▶
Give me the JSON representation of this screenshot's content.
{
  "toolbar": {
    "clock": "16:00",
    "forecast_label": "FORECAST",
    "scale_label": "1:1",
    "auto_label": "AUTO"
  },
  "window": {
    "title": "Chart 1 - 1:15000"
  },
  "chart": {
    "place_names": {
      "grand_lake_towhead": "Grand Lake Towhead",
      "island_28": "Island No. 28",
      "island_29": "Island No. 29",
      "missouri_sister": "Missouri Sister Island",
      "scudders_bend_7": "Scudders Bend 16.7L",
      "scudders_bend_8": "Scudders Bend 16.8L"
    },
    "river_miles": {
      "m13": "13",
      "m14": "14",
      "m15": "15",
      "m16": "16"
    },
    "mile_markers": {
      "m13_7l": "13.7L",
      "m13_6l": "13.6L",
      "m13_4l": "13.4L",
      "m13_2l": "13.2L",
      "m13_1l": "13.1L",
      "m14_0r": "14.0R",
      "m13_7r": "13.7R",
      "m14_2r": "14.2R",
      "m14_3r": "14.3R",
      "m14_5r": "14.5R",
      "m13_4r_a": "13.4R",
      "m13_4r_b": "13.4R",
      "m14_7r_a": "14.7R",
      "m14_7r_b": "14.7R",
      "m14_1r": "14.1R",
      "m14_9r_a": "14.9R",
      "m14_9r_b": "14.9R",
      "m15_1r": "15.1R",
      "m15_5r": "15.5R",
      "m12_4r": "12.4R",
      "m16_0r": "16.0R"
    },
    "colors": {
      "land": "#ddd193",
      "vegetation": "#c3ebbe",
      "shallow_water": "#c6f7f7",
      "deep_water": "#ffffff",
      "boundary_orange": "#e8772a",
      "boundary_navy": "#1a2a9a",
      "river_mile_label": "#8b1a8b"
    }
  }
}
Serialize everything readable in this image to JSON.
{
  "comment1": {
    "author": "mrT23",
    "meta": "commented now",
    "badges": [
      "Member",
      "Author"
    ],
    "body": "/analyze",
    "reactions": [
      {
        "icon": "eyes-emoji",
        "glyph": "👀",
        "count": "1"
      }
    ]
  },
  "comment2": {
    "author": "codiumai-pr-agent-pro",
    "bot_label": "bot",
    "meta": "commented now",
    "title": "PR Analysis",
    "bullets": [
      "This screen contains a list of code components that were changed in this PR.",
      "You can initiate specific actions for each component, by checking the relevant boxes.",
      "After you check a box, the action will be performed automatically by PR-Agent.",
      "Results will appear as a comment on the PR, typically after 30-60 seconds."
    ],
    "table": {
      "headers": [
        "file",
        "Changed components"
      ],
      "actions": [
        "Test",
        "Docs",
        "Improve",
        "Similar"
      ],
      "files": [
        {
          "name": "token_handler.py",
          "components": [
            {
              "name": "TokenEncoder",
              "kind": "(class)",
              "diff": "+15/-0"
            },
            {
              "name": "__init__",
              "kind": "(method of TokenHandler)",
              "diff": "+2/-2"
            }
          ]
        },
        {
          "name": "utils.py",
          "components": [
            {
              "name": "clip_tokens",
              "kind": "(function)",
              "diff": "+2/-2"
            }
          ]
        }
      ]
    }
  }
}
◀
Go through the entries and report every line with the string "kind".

## Answer for this exercise
              "kind": "(class)",
              "kind": "(method of TokenHandler)",
              "kind": "(function)",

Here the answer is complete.